CEOs frequently initiate level 0 transformations, but they usually delegate much of the execution, supporting their team only as needed (we call them level 0 because the CEO typically doesn’t need to be heavily involved). That’s appropriate considering the transformation’s limited scope for change. Besides clearly articulating the imperative for change and ensuring appropriate communication and collaboration within the executive team, the CEO’s most frequent task may be to remove obstacles rather than take a personal hand in running the effort.
Advanced digitization, entering new markets, and creating new products
Levels 1 to 3 go beyond incremental digitization by aiming to extend the existing business offerings to pursue new sources of revenue and value creation. These transformations affect all parts of the organization and require intense collaboration across the C-suite. Moreover, they often need extensive and ongoing change management throughout the organization.
While existing C-suite key performance indicators (KPIs) won’t need to be changed, a transformation within one of these levels will require new mechanisms to track its execution. Sometimes, this can go as far as creating a dedicated group: Giny Boer, CEO of fashion retailer C&A Europe, told us that she “set up a whole transformation office to determine if [our digital transformation efforts] are on track.” A level 1–3 transformation will also likely require new ways of communicating and collaborating across organizational boundaries, and the CEO often needs to get involved to put them into effect.
Radical business transformation
Level 4 transformation fundamentally changes the business model—how an organization operates or makes money. In level 4 transformations, the CEO’s role shifts from merely championing the transformation to embodying it. The CEO’s vision for change becomes the rallying cry around which the organization reconstitutes its structure and culture.

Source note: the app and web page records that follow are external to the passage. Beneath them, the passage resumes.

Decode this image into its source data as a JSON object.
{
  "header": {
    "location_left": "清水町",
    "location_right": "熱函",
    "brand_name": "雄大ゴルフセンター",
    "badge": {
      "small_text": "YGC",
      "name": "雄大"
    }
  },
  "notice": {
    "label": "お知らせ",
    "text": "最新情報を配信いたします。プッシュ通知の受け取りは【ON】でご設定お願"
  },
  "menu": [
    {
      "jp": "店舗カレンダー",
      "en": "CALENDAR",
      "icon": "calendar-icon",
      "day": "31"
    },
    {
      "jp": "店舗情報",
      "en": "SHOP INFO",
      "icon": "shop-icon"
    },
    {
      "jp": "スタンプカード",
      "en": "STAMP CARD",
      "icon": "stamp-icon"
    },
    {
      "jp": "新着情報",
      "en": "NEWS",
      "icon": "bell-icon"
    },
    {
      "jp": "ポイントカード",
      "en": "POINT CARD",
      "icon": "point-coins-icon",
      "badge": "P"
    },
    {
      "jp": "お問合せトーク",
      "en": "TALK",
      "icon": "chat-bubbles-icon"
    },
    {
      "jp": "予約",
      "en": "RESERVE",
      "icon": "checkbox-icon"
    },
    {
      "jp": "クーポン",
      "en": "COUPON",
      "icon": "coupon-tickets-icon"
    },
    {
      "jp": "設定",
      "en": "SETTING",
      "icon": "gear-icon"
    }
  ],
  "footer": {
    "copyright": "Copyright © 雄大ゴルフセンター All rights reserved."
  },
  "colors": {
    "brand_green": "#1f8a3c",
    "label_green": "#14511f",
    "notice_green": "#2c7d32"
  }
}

All transformations take relentless advocacy, engagement, and inspiration, as they are frequently riddled with hurdles, obstacles, and pockets of resistance. But as level 4 involves wholesale changes to the organization, these challenges take greater CEO involvement to address. Doing so isn’t always easy. For example, the CEO may need to redefine or, in extreme cases, even eliminate the role of many executive team members, as well as create new KPIs. Level 4 transformations likely also require a different horizon of measurement (for instance, years versus quarters), giving the CEO the huge job of managing board, investor, employee, and others’ expectations on the duration and concomitant fortitude needed for a level 4 transformation.
Courtesy Deloitte. Click here for full report